U.S. Classification174/34, 333/238, 174/117.0FF
International ClassificationH01B7/08, C08G69/24, H01B11/00, H04B3/32, H05K1/11, H05K1/02
Cooperative ClassificationC08G69/24, H05K2201/097, H05K1/0245, H05K2201/09263, H01B11/00, H05K1/0228, H04B3/32, H01B7/0838, H05K1/118
European ClassificationH05K1/02C2C, C08G69/24, H04B3/32, H01B7/08E, H01B11/00
Legal Events
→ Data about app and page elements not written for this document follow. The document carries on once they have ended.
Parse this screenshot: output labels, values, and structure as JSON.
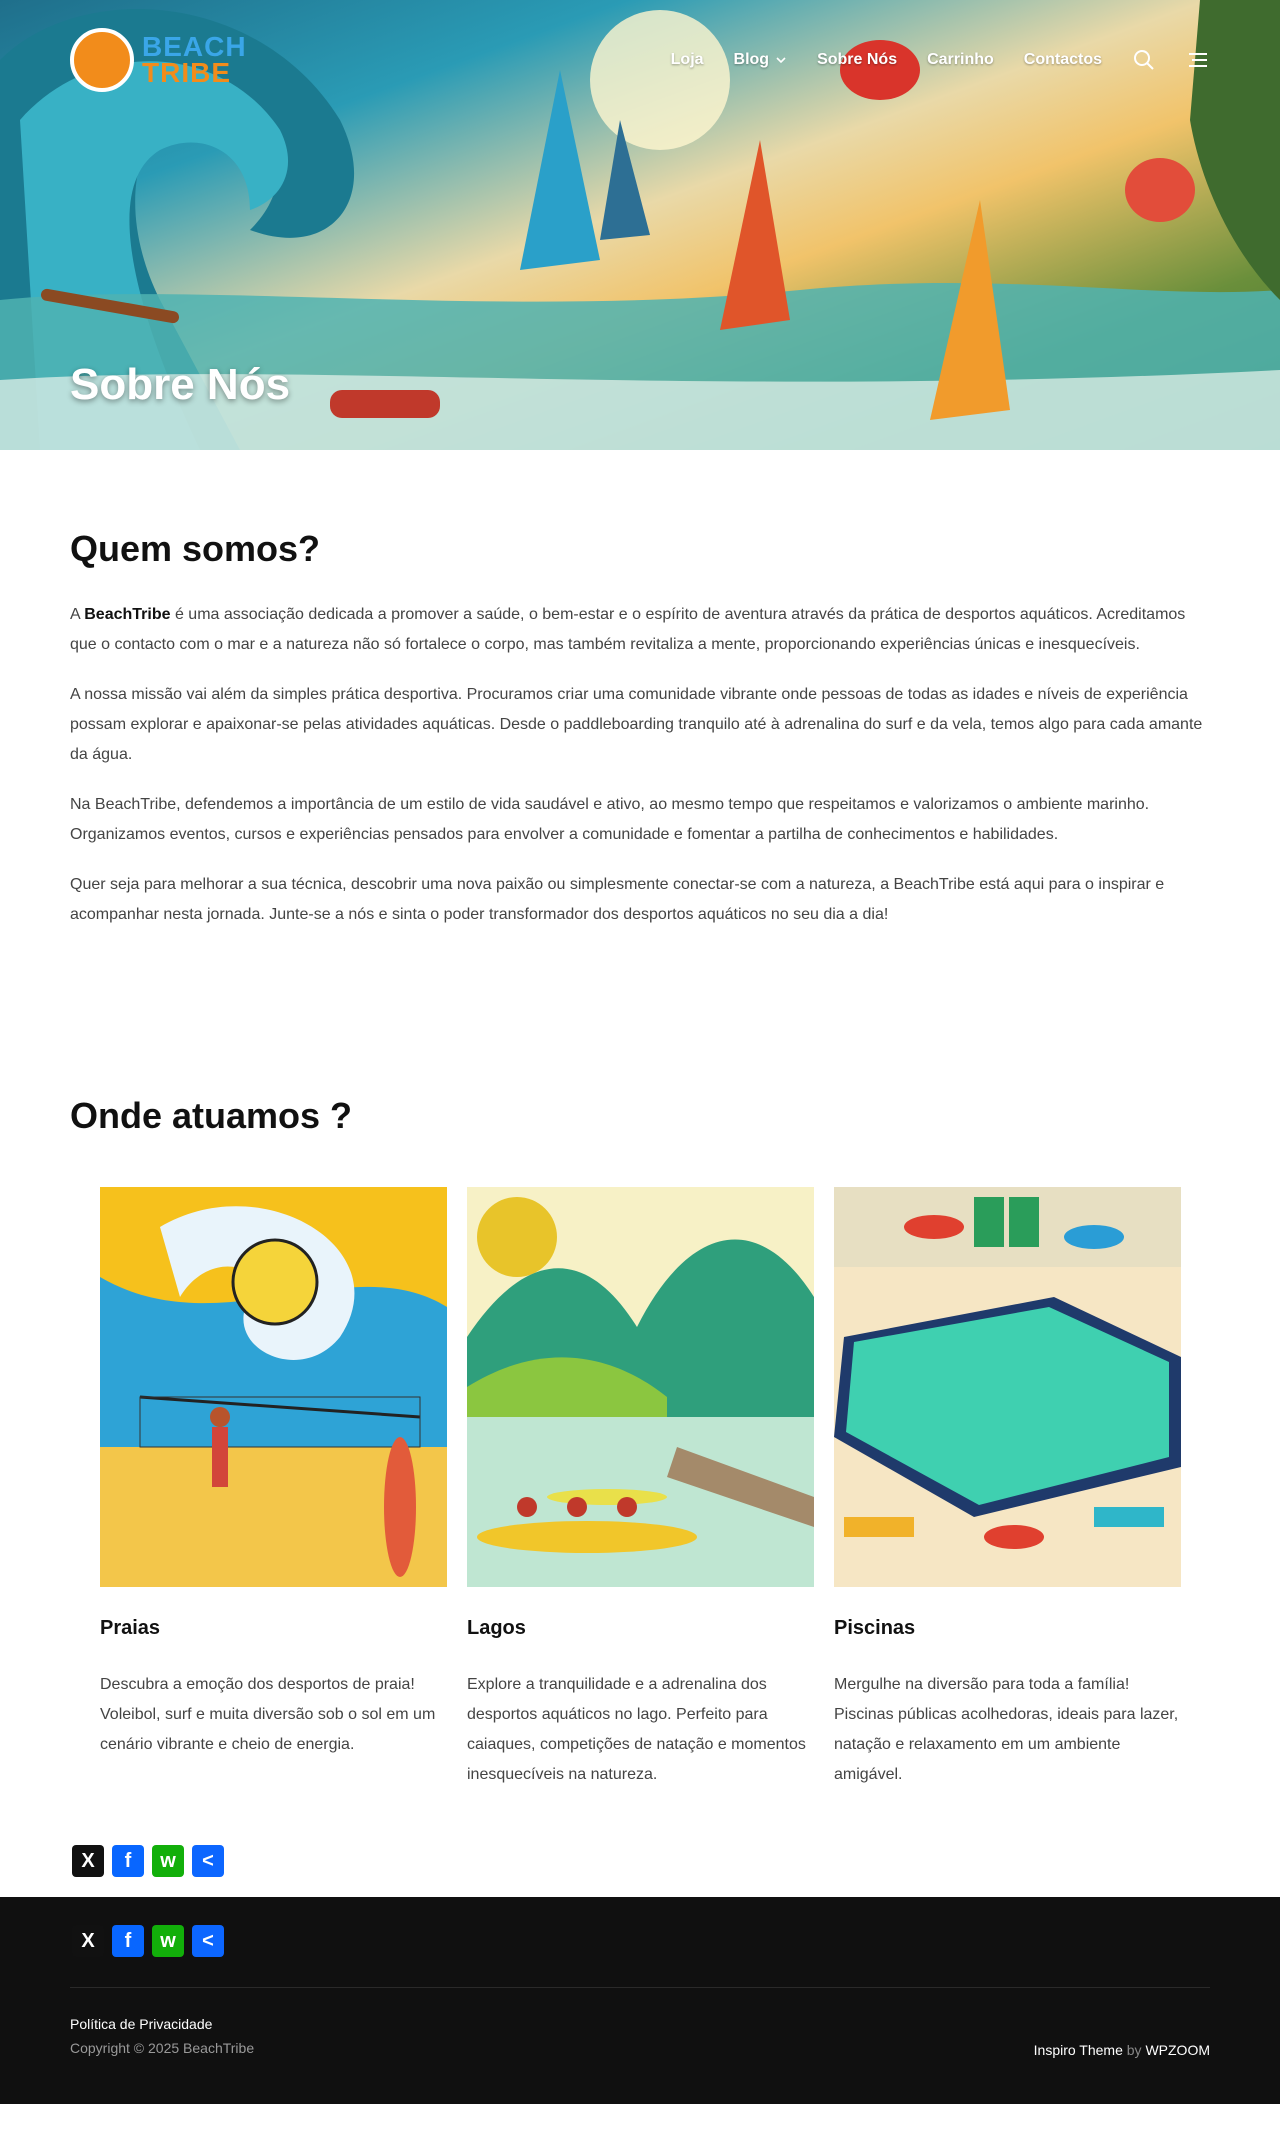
{
  "brand": {
    "line1": "BEACH",
    "line2": "TRIBE"
  },
  "nav": {
    "items": [
      "Loja",
      "Blog",
      "Sobre Nós",
      "Carrinho",
      "Contactos"
    ]
  },
  "hero": {
    "title": "Sobre Nós"
  },
  "about": {
    "heading": "Quem somos?",
    "p1_a": "A ",
    "p1_brand": "BeachTribe",
    "p1_b": " é uma associação dedicada a promover a saúde, o bem-estar e o espírito de aventura através da prática de desportos aquáticos. Acreditamos que o contacto com o mar e a natureza não só fortalece o corpo, mas também revitaliza a mente, proporcionando experiências únicas e inesquecíveis.",
    "p2": "A nossa missão vai além da simples prática desportiva. Procuramos criar uma comunidade vibrante onde pessoas de todas as idades e níveis de experiência possam explorar e apaixonar-se pelas atividades aquáticas. Desde o paddleboarding tranquilo até à adrenalina do surf e da vela, temos algo para cada amante da água.",
    "p3": "Na BeachTribe, defendemos a importância de um estilo de vida saudável e ativo, ao mesmo tempo que respeitamos e valorizamos o ambiente marinho. Organizamos eventos, cursos e experiências pensados para envolver a comunidade e fomentar a partilha de conhecimentos e habilidades.",
    "p4": "Quer seja para melhorar a sua técnica, descobrir uma nova paixão ou simplesmente conectar-se com a natureza, a BeachTribe está aqui para o inspirar e acompanhar nesta jornada. Junte-se a nós e sinta o poder transformador dos desportos aquáticos no seu dia a dia!"
  },
  "where": {
    "heading": "Onde atuamos ?",
    "cards": [
      {
        "title": "Praias",
        "text": "Descubra a emoção dos desportos de praia! Voleibol, surf e muita diversão sob o sol em um cenário vibrante e cheio de energia."
      },
      {
        "title": "Lagos",
        "text": "Explore a tranquilidade e a adrenalina dos desportos aquáticos no lago. Perfeito para caiaques, competições de natação e momentos inesquecíveis na natureza."
      },
      {
        "title": "Piscinas",
        "text": "Mergulhe na diversão para toda a família! Piscinas públicas acolhedoras, ideais para lazer, natação e relaxamento em um ambiente amigável."
      }
    ]
  },
  "share": {
    "x": "X",
    "facebook": "f",
    "whatsapp": "w",
    "share": "<"
  },
  "footer": {
    "privacy": "Política de Privacidade",
    "copyright": "Copyright © 2025 BeachTribe",
    "theme": "Inspiro Theme",
    "by": "by",
    "vendor": "WPZOOM"
  },
  "colors": {
    "x": "#111111",
    "facebook": "#0866ff",
    "whatsapp": "#12af0a",
    "share": "#0c66ff"
  }
}
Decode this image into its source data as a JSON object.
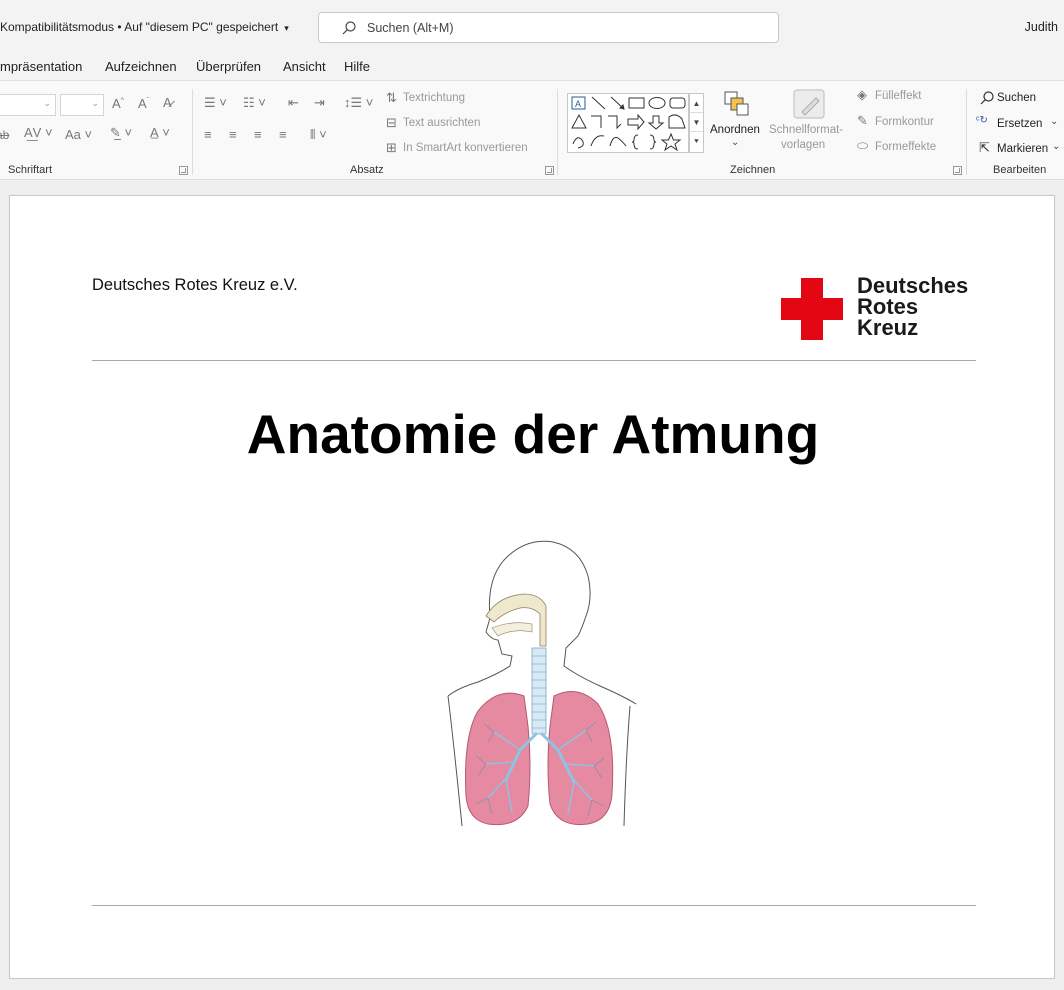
{
  "titlebar": {
    "doc_title": "Kompatibilitätsmodus • Auf \"diesem PC\" gespeichert",
    "search_placeholder": "Suchen (Alt+M)",
    "user_name": "Judith"
  },
  "tabs": [
    "mpräsentation",
    "Aufzeichnen",
    "Überprüfen",
    "Ansicht",
    "Hilfe"
  ],
  "ribbon": {
    "groups": {
      "font": "Schriftart",
      "paragraph": "Absatz",
      "drawing": "Zeichnen",
      "editing": "Bearbeiten"
    },
    "paragraph": {
      "text_direction": "Textrichtung",
      "align_text": "Text ausrichten",
      "smartart": "In SmartArt konvertieren"
    },
    "drawing": {
      "arrange": "Anordnen",
      "quick_styles_1": "Schnellformat-",
      "quick_styles_2": "vorlagen",
      "fill": "Fülleffekt",
      "outline": "Formkontur",
      "effects": "Formeffekte"
    },
    "editing": {
      "find": "Suchen",
      "replace": "Ersetzen",
      "select": "Markieren"
    }
  },
  "slide": {
    "organization": "Deutsches Rotes Kreuz e.V.",
    "logo_lines": [
      "Deutsches",
      "Rotes",
      "Kreuz"
    ],
    "title": "Anatomie der Atmung"
  },
  "colors": {
    "drk_red": "#e30613",
    "lung_pink": "#e58aa0",
    "bronchi_blue": "#8cc4e6"
  }
}
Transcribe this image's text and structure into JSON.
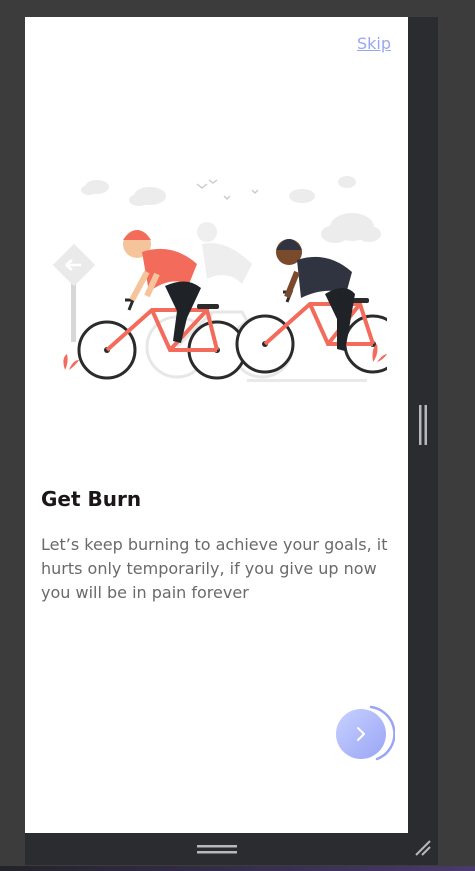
{
  "onboarding": {
    "skip_label": "Skip",
    "title": "Get Burn",
    "description": "Let’s keep burning to achieve your goals, it hurts only temporarily, if you give up now you will be in pain forever"
  },
  "illustration": {
    "icon": "cyclists-illustration"
  },
  "next_button": {
    "icon": "chevron-right-icon"
  },
  "colors": {
    "accent": "#9aa6f5",
    "title": "#1d1617",
    "body_text": "#6a6a6a",
    "bike_red": "#f26b5b"
  }
}
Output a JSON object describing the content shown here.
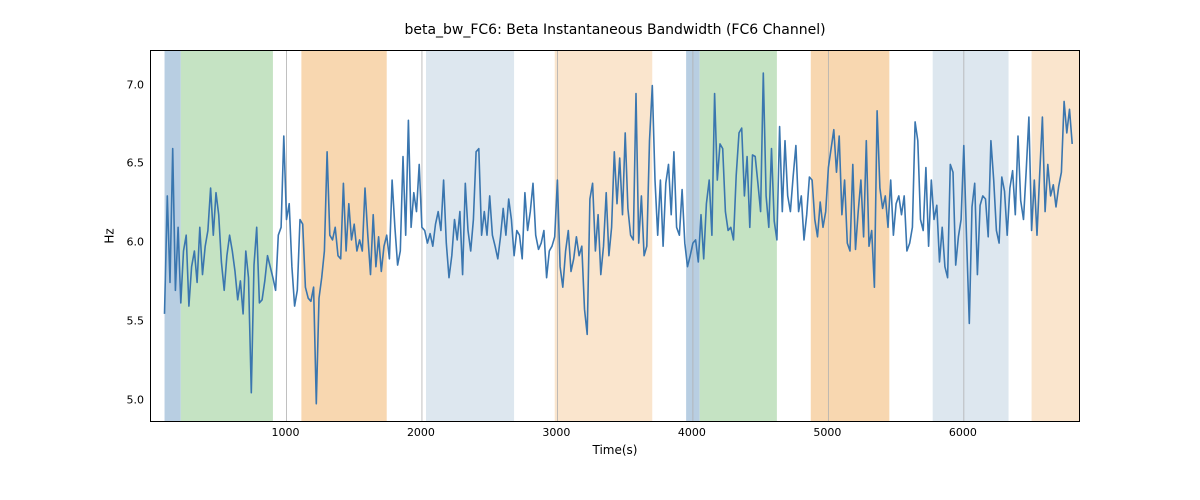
{
  "chart_data": {
    "type": "line",
    "title": "beta_bw_FC6: Beta Instantaneous Bandwidth (FC6 Channel)",
    "xlabel": "Time(s)",
    "ylabel": "Hz",
    "xlim": [
      0,
      6850
    ],
    "ylim": [
      4.87,
      7.22
    ],
    "xticks": [
      1000,
      2000,
      3000,
      4000,
      5000,
      6000
    ],
    "yticks": [
      5.0,
      5.5,
      6.0,
      6.5,
      7.0
    ],
    "bands": [
      {
        "x0": 100,
        "x1": 220,
        "color": "#b8cee2"
      },
      {
        "x0": 220,
        "x1": 900,
        "color": "#c5e3c3"
      },
      {
        "x0": 1110,
        "x1": 1740,
        "color": "#f8d7b0"
      },
      {
        "x0": 2030,
        "x1": 2680,
        "color": "#dde7ef"
      },
      {
        "x0": 2980,
        "x1": 3700,
        "color": "#fae5cd"
      },
      {
        "x0": 3950,
        "x1": 4050,
        "color": "#b8cee2"
      },
      {
        "x0": 4050,
        "x1": 4620,
        "color": "#c5e3c3"
      },
      {
        "x0": 4870,
        "x1": 5450,
        "color": "#f8d7b0"
      },
      {
        "x0": 5770,
        "x1": 6330,
        "color": "#dde7ef"
      },
      {
        "x0": 6500,
        "x1": 6850,
        "color": "#fae5cd"
      }
    ],
    "series": [
      {
        "name": "beta_bw_FC6",
        "color": "#3a76af",
        "x": [
          100,
          120,
          140,
          160,
          180,
          200,
          220,
          240,
          260,
          280,
          300,
          320,
          340,
          360,
          380,
          400,
          420,
          440,
          460,
          480,
          500,
          520,
          540,
          560,
          580,
          600,
          620,
          640,
          660,
          680,
          700,
          720,
          740,
          760,
          780,
          800,
          820,
          840,
          860,
          880,
          900,
          920,
          940,
          960,
          980,
          1000,
          1020,
          1040,
          1060,
          1080,
          1100,
          1120,
          1140,
          1160,
          1180,
          1200,
          1220,
          1240,
          1260,
          1280,
          1300,
          1320,
          1340,
          1360,
          1380,
          1400,
          1420,
          1440,
          1460,
          1480,
          1500,
          1520,
          1540,
          1560,
          1580,
          1600,
          1620,
          1640,
          1660,
          1680,
          1700,
          1720,
          1740,
          1760,
          1780,
          1800,
          1820,
          1840,
          1860,
          1880,
          1900,
          1920,
          1940,
          1960,
          1980,
          2000,
          2020,
          2040,
          2060,
          2080,
          2100,
          2120,
          2140,
          2160,
          2180,
          2200,
          2220,
          2240,
          2260,
          2280,
          2300,
          2320,
          2340,
          2360,
          2380,
          2400,
          2420,
          2440,
          2460,
          2480,
          2500,
          2520,
          2540,
          2560,
          2580,
          2600,
          2620,
          2640,
          2660,
          2680,
          2700,
          2720,
          2740,
          2760,
          2780,
          2800,
          2820,
          2840,
          2860,
          2880,
          2900,
          2920,
          2940,
          2960,
          2980,
          3000,
          3020,
          3040,
          3060,
          3080,
          3100,
          3120,
          3140,
          3160,
          3180,
          3200,
          3220,
          3240,
          3260,
          3280,
          3300,
          3320,
          3340,
          3360,
          3380,
          3400,
          3420,
          3440,
          3460,
          3480,
          3500,
          3520,
          3540,
          3560,
          3580,
          3600,
          3620,
          3640,
          3660,
          3680,
          3700,
          3720,
          3740,
          3760,
          3780,
          3800,
          3820,
          3840,
          3860,
          3880,
          3900,
          3920,
          3940,
          3960,
          3980,
          4000,
          4020,
          4040,
          4060,
          4080,
          4100,
          4120,
          4140,
          4160,
          4180,
          4200,
          4220,
          4240,
          4260,
          4280,
          4300,
          4320,
          4340,
          4360,
          4380,
          4400,
          4420,
          4440,
          4460,
          4480,
          4500,
          4520,
          4540,
          4560,
          4580,
          4600,
          4620,
          4640,
          4660,
          4680,
          4700,
          4720,
          4740,
          4760,
          4780,
          4800,
          4820,
          4840,
          4860,
          4880,
          4900,
          4920,
          4940,
          4960,
          4980,
          5000,
          5020,
          5040,
          5060,
          5080,
          5100,
          5120,
          5140,
          5160,
          5180,
          5200,
          5220,
          5240,
          5260,
          5280,
          5300,
          5320,
          5340,
          5360,
          5380,
          5400,
          5420,
          5440,
          5460,
          5480,
          5500,
          5520,
          5540,
          5560,
          5580,
          5600,
          5620,
          5640,
          5660,
          5680,
          5700,
          5720,
          5740,
          5760,
          5780,
          5800,
          5820,
          5840,
          5860,
          5880,
          5900,
          5920,
          5940,
          5960,
          5980,
          6000,
          6020,
          6040,
          6060,
          6080,
          6100,
          6120,
          6140,
          6160,
          6180,
          6200,
          6220,
          6240,
          6260,
          6280,
          6300,
          6320,
          6340,
          6360,
          6380,
          6400,
          6420,
          6440,
          6460,
          6480,
          6500,
          6520,
          6540,
          6560,
          6580,
          6600,
          6620,
          6640,
          6660,
          6680,
          6700,
          6720,
          6740,
          6760,
          6780,
          6800,
          6820,
          6840
        ],
        "y": [
          5.55,
          6.3,
          5.75,
          6.6,
          5.7,
          6.1,
          5.62,
          5.95,
          6.05,
          5.6,
          5.85,
          5.95,
          5.75,
          6.1,
          5.8,
          5.98,
          6.08,
          6.35,
          6.05,
          6.32,
          6.18,
          5.88,
          5.7,
          5.92,
          6.05,
          5.95,
          5.82,
          5.64,
          5.76,
          5.55,
          5.95,
          5.78,
          5.05,
          5.86,
          6.1,
          5.62,
          5.64,
          5.76,
          5.92,
          5.85,
          5.78,
          5.7,
          6.05,
          6.1,
          6.68,
          6.15,
          6.25,
          5.85,
          5.6,
          5.7,
          6.15,
          6.12,
          5.72,
          5.65,
          5.63,
          5.72,
          4.98,
          5.65,
          5.78,
          5.95,
          6.58,
          6.05,
          6.02,
          6.1,
          5.92,
          5.9,
          6.38,
          5.95,
          6.25,
          6.02,
          6.12,
          5.95,
          6.02,
          5.95,
          6.35,
          6.05,
          5.8,
          6.18,
          5.85,
          6.04,
          5.82,
          5.98,
          6.05,
          5.9,
          6.4,
          6.1,
          5.86,
          5.95,
          6.55,
          6.05,
          6.78,
          6.1,
          6.32,
          6.2,
          6.5,
          6.1,
          6.08,
          6.0,
          6.06,
          5.98,
          6.12,
          6.2,
          6.08,
          6.4,
          6.0,
          5.78,
          5.92,
          6.15,
          6.02,
          6.2,
          5.8,
          6.38,
          6.08,
          5.95,
          6.15,
          6.58,
          6.6,
          6.05,
          6.2,
          6.05,
          6.3,
          6.05,
          5.98,
          5.9,
          6.04,
          6.22,
          6.05,
          6.28,
          6.15,
          5.92,
          6.08,
          6.05,
          5.9,
          6.32,
          6.08,
          6.2,
          6.38,
          6.05,
          5.96,
          6.0,
          6.08,
          5.78,
          5.95,
          5.98,
          6.04,
          6.4,
          5.85,
          5.72,
          5.95,
          6.08,
          5.82,
          5.9,
          6.04,
          5.92,
          5.98,
          5.58,
          5.42,
          6.28,
          6.38,
          5.95,
          6.18,
          5.8,
          5.98,
          6.32,
          5.92,
          6.1,
          6.58,
          6.25,
          6.54,
          6.18,
          6.7,
          6.22,
          6.05,
          6.02,
          6.95,
          6.0,
          6.3,
          5.92,
          5.98,
          6.65,
          7.0,
          6.4,
          6.05,
          6.4,
          5.98,
          6.38,
          6.5,
          6.18,
          6.58,
          6.1,
          6.05,
          6.34,
          6.0,
          5.85,
          5.92,
          6.0,
          6.02,
          5.88,
          6.18,
          5.9,
          6.25,
          6.4,
          6.05,
          6.95,
          6.4,
          6.63,
          6.6,
          6.2,
          6.08,
          6.1,
          6.02,
          6.43,
          6.7,
          6.73,
          6.3,
          6.55,
          6.1,
          6.56,
          6.55,
          6.38,
          6.2,
          7.08,
          6.3,
          6.1,
          6.6,
          6.14,
          6.02,
          6.74,
          6.2,
          6.65,
          6.3,
          6.2,
          6.42,
          6.62,
          6.2,
          6.3,
          6.02,
          6.18,
          6.42,
          6.4,
          6.15,
          6.04,
          6.26,
          6.1,
          6.2,
          6.48,
          6.6,
          6.72,
          6.45,
          6.68,
          6.18,
          6.4,
          6.0,
          5.95,
          6.5,
          5.96,
          6.2,
          6.4,
          6.04,
          6.65,
          5.98,
          6.08,
          5.72,
          6.84,
          6.35,
          6.22,
          6.3,
          6.1,
          6.4,
          6.05,
          6.25,
          6.3,
          6.18,
          6.3,
          5.95,
          6.0,
          6.1,
          6.77,
          6.65,
          6.15,
          6.08,
          6.48,
          5.98,
          6.4,
          6.15,
          6.24,
          5.88,
          6.1,
          5.85,
          5.78,
          6.5,
          6.45,
          5.86,
          6.04,
          6.15,
          6.62,
          6.02,
          5.49,
          6.23,
          6.38,
          5.8,
          6.24,
          6.3,
          6.28,
          6.04,
          6.65,
          6.4,
          6.08,
          6.0,
          6.42,
          6.33,
          6.05,
          6.35,
          6.46,
          6.18,
          6.68,
          6.27,
          6.15,
          6.46,
          6.8,
          6.08,
          6.4,
          6.05,
          6.44,
          6.8,
          6.2,
          6.5,
          6.3,
          6.37,
          6.23,
          6.36,
          6.45,
          6.9,
          6.7,
          6.85,
          6.63
        ]
      }
    ]
  }
}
DateCodeEventDescription
Mar 19, 1984ASAssignment
Owner name: AT & T TECHNOLOGIES, INC.,
Free format text: CHANGE OF NAME;ASSIGNOR:WESTERN ELECTRIC COMPANY, INCORPORATED;REEL/FRAME:004251/0868
Effective date: 19831229